“The Science Mill is committed to significantly expanding its out-of-school, outdoor science activities in order to better serve young people from underrepresented populations. Our goal is to inspire young people to envision themselves in STEM careers related to outdoor recreation, conservation and land management. We also want to foster a lifelong appreciation for the outdoors, conservation and the environment,” said Dr. Robert Elde, Science Mill Founder, Science Director and Vice Chair of the Board.

The Science Outside! Club is a collaboration between the Science Mill and Selah, Bamberger Ranch Preserve, the Lyndon B. Johnson National Historical Park, Inks Lake State Park, Pedernales Falls State Park and Blanco State Park. Club meetings will take place at the Science Mill, and participants will also have access activities and events hosted by our partner organizations.

“The Science Mill has a history of successfully offering STEM- and career-focused summer camps and field trip activities, and we are excited to begin collaborating with organizations whose expertise and outdoor spaces are necessary for doing first-rate science outdoors,” said Elde. “We are proud to partner with the State Parks near our communities, the Bamberger Ranch and the LBJ National Historical Park to create and deliver this program.”

Science Outside! activities will include using Micro:Bit and Weather:Bit technology to create personal, digital weather stations, studying aquatic science, learning about conservation efforts and more. Club participants will meet with experts from the Science Mill and local communities for hands-on learning sessions. They will also complete assignments on their own in between club meetings, and report back on their findings.
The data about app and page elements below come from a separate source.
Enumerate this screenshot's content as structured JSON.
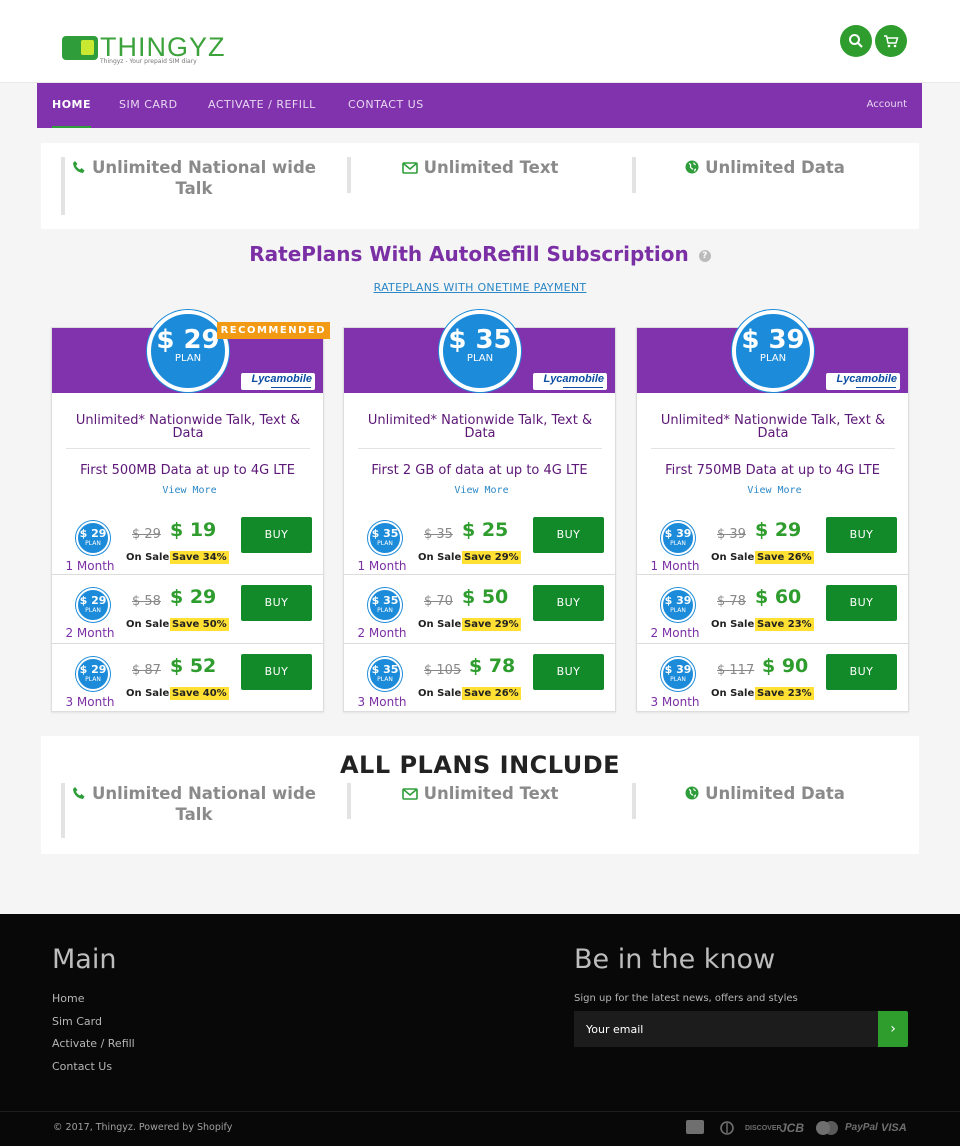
{
  "brand": {
    "name": "THINGYZ",
    "tagline": "Thingyz - Your prepaid SIM diary"
  },
  "nav": {
    "items": [
      "HOME",
      "SIM CARD",
      "ACTIVATE / REFILL",
      "CONTACT US"
    ],
    "account": "Account"
  },
  "features": [
    {
      "icon": "phone-icon",
      "text": "Unlimited National wide Talk"
    },
    {
      "icon": "envelope-icon",
      "text": "Unlimited Text"
    },
    {
      "icon": "globe-icon",
      "text": "Unlimited Data"
    }
  ],
  "section_title": "RatePlans With AutoRefill Subscription",
  "onetime_link": "RATEPLANS WITH ONETIME PAYMENT",
  "plan_label": "PLAN",
  "ribbon": "RECOMMENDED",
  "carrier": "Lycamobile",
  "view_more": "View More",
  "buy_label": "BUY",
  "on_sale": "On Sale",
  "plans": [
    {
      "price": "$ 29",
      "mini": "$ 29",
      "desc": "Unlimited* Nationwide Talk, Text & Data",
      "data": "First 500MB Data at up to 4G LTE",
      "rows": [
        {
          "duration": "1 Month",
          "old": "$ 29",
          "new": "$ 19",
          "save": "Save 34%"
        },
        {
          "duration": "2 Month",
          "old": "$ 58",
          "new": "$ 29",
          "save": "Save 50%"
        },
        {
          "duration": "3 Month",
          "old": "$ 87",
          "new": "$ 52",
          "save": "Save 40%"
        }
      ]
    },
    {
      "price": "$ 35",
      "mini": "$ 35",
      "desc": "Unlimited* Nationwide Talk, Text & Data",
      "data": "First 2 GB of data at up to 4G LTE",
      "rows": [
        {
          "duration": "1 Month",
          "old": "$ 35",
          "new": "$ 25",
          "save": "Save 29%"
        },
        {
          "duration": "2 Month",
          "old": "$ 70",
          "new": "$ 50",
          "save": "Save 29%"
        },
        {
          "duration": "3 Month",
          "old": "$ 105",
          "new": "$ 78",
          "save": "Save 26%"
        }
      ]
    },
    {
      "price": "$ 39",
      "mini": "$ 39",
      "desc": "Unlimited* Nationwide Talk, Text & Data",
      "data": "First 750MB Data at up to 4G LTE",
      "rows": [
        {
          "duration": "1 Month",
          "old": "$ 39",
          "new": "$ 29",
          "save": "Save 26%"
        },
        {
          "duration": "2 Month",
          "old": "$ 78",
          "new": "$ 60",
          "save": "Save 23%"
        },
        {
          "duration": "3 Month",
          "old": "$ 117",
          "new": "$ 90",
          "save": "Save 23%"
        }
      ]
    }
  ],
  "all_plans_title": "ALL PLANS INCLUDE",
  "footer": {
    "main_title": "Main",
    "links": [
      "Home",
      "Sim Card",
      "Activate / Refill",
      "Contact Us"
    ],
    "newsletter_title": "Be in the know",
    "newsletter_sub": "Sign up for the latest news, offers and styles",
    "email_placeholder": "Your email",
    "copyright": "© 2017, Thingyz. Powered by Shopify",
    "payments": [
      "american-express",
      "diners-club",
      "DISCOVER",
      "JCB",
      "master",
      "PayPal",
      "VISA"
    ]
  },
  "colors": {
    "purple": "#8133ad",
    "green": "#2e9d2e",
    "blue": "#1c8bd9",
    "ribbon": "#f29a13"
  }
}
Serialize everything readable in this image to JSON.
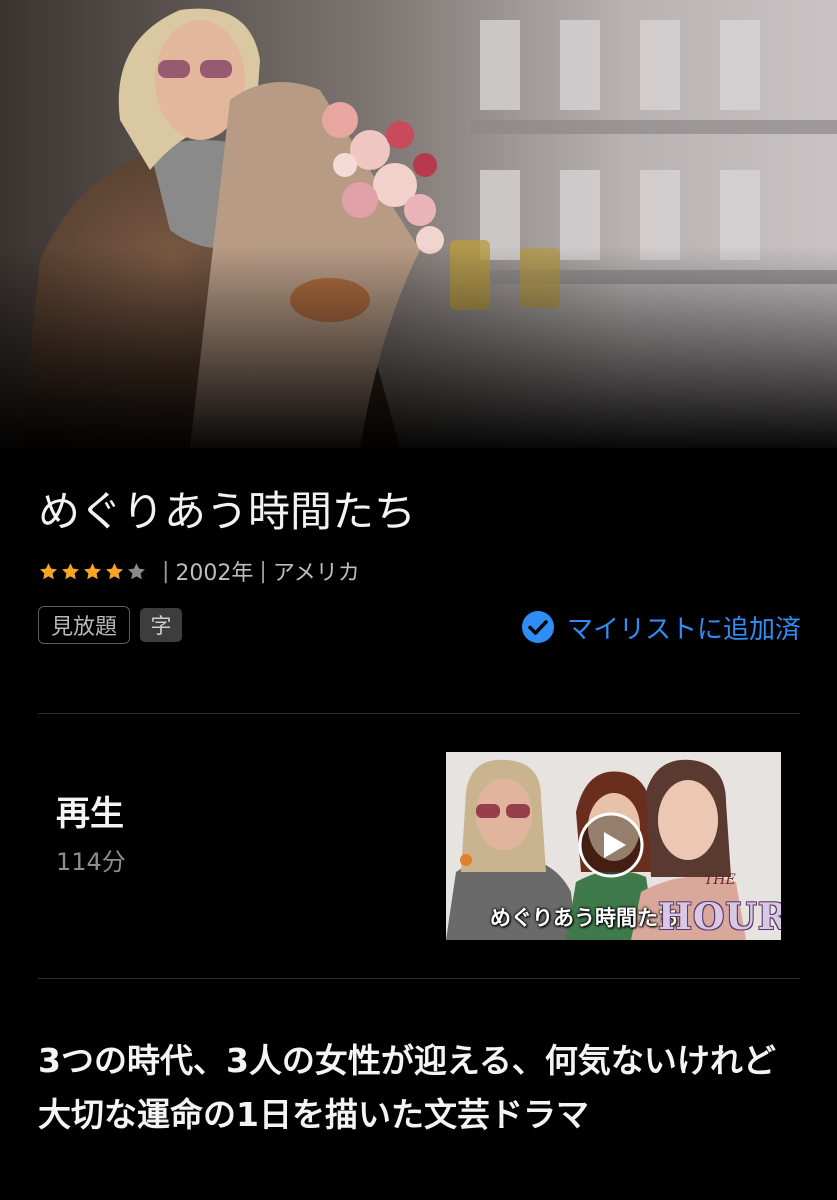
{
  "movie": {
    "title": "めぐりあう時間たち",
    "rating_stars": 4,
    "rating_max": 5,
    "year": "2002年",
    "country": "アメリカ",
    "separator": "|"
  },
  "badges": {
    "availability": "見放題",
    "subtitle": "字"
  },
  "mylist": {
    "label": "マイリストに追加済",
    "icon": "check-circle-icon"
  },
  "play": {
    "label": "再生",
    "duration": "114分",
    "thumbnail_title": "めぐりあう時間たち",
    "thumbnail_logo_small": "THE",
    "thumbnail_logo": "HOURS"
  },
  "description": "3つの時代、3人の女性が迎える、何気ないけれど大切な運命の1日を描いた文芸ドラマ",
  "colors": {
    "background": "#000000",
    "accent": "#2f8ef5",
    "star": "#f5a623",
    "star_empty": "#8a8a8a"
  }
}
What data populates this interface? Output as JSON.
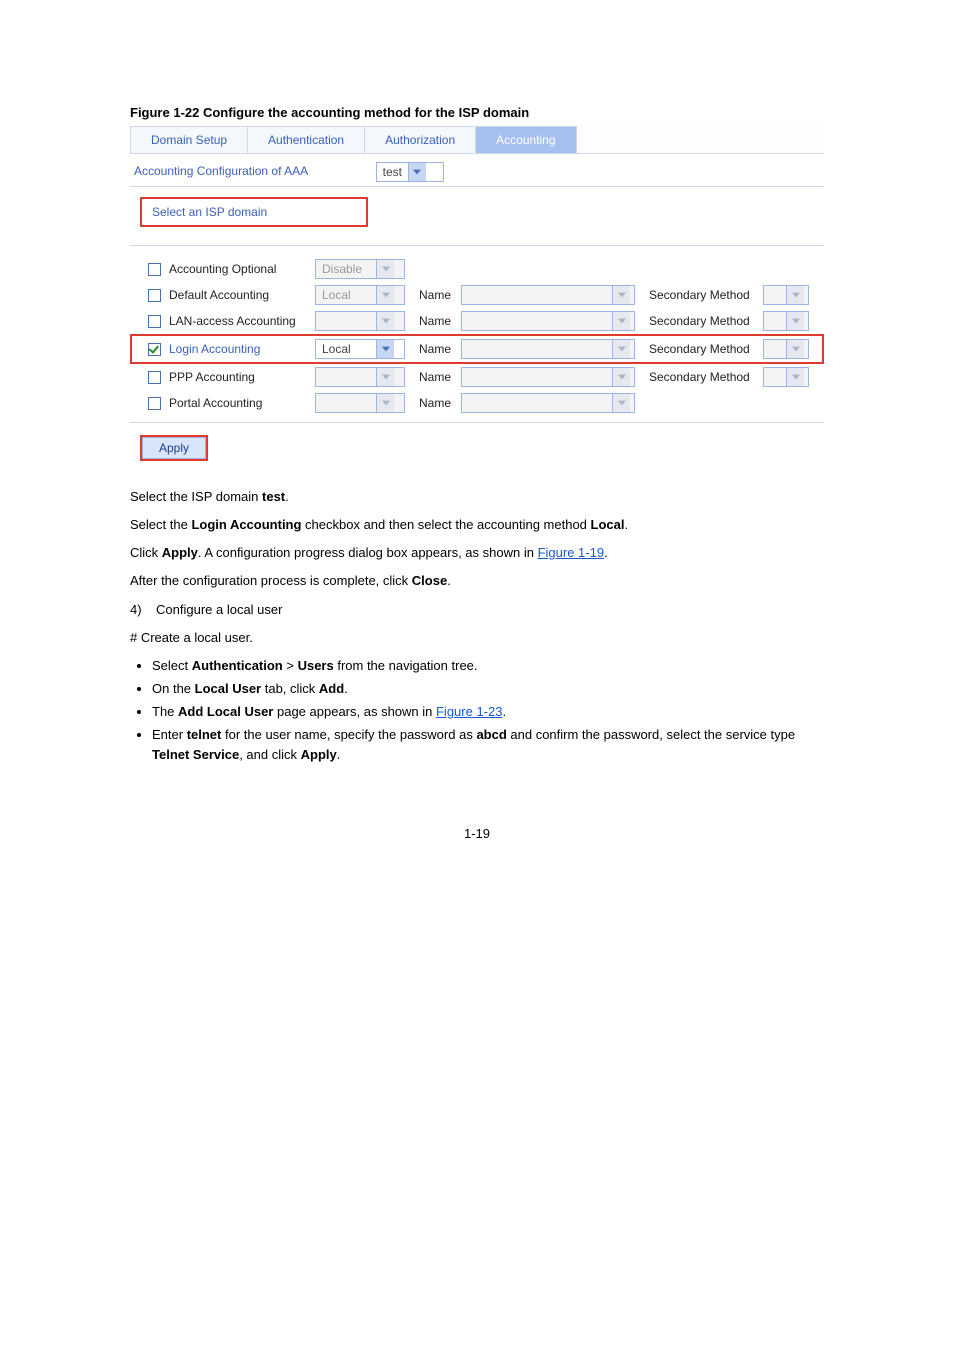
{
  "figure": {
    "label": "Figure 1-22 Configure the accounting method for the ISP domain"
  },
  "tabs": {
    "domain": "Domain Setup",
    "authn": "Authentication",
    "authz": "Authorization",
    "acct": "Accounting"
  },
  "panel": {
    "title": "Accounting Configuration of AAA",
    "select_label": "Select an ISP domain",
    "domain_value": "test",
    "rows": {
      "optional": {
        "label": "Accounting Optional",
        "primary": "Disable"
      },
      "default": {
        "label": "Default Accounting",
        "primary": "Local",
        "name": "Name",
        "secondary_label": "Secondary Method"
      },
      "lan": {
        "label": "LAN-access Accounting",
        "primary": "",
        "name": "Name",
        "secondary_label": "Secondary Method"
      },
      "login": {
        "label": "Login Accounting",
        "primary": "Local",
        "name": "Name",
        "secondary_label": "Secondary Method"
      },
      "ppp": {
        "label": "PPP Accounting",
        "primary": "",
        "name": "Name",
        "secondary_label": "Secondary Method"
      },
      "portal": {
        "label": "Portal Accounting",
        "primary": "",
        "name": "Name"
      }
    },
    "apply": "Apply"
  },
  "body": {
    "para1_a": "Select the ISP domain ",
    "para1_b": "test",
    "para1_c": ".",
    "para2_a": "Select the ",
    "para2_b": "Login Accounting",
    "para2_c": " checkbox and then select the accounting method ",
    "para2_d": "Local",
    "para2_e": ".",
    "para3_a": "Click ",
    "para3_b": "Apply",
    "para3_c": ". A configuration progress dialog box appears, as shown in ",
    "para3_link": "Figure 1-19",
    "para3_d": ".",
    "para4_a": "After the configuration process is complete, click ",
    "para4_b": "Close",
    "para4_c": ".",
    "numstep": "4)",
    "numstep_label": "Configure a local user",
    "localuser_intro": "# Create a local user.",
    "bullets": {
      "b1_a": "Select ",
      "b1_b": "Authentication",
      "b1_c": " > ",
      "b1_d": "Users",
      "b1_e": " from the navigation tree.",
      "b2_a": "On the ",
      "b2_b": "Local User",
      "b2_c": " tab, click ",
      "b2_d": "Add",
      "b2_e": ".",
      "b3_a": "The ",
      "b3_b": "Add Local User",
      "b3_c": " page appears, as shown in ",
      "b3_link": "Figure 1-23",
      "b3_d": ".",
      "b4_a": "Enter ",
      "b4_b": "telnet",
      "b4_c": " for the user name, specify the password as ",
      "b4_d": "abcd",
      "b4_e": " and confirm the password, select the service type ",
      "b4_f": "Telnet Service",
      "b4_g": ", and click ",
      "b4_h": "Apply",
      "b4_i": "."
    }
  },
  "page_number": "1-19"
}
Keep an eye on this space and our social media profiles for updates on the Science Outside! Club! Follow us on Facebook, Twitter and Instagram.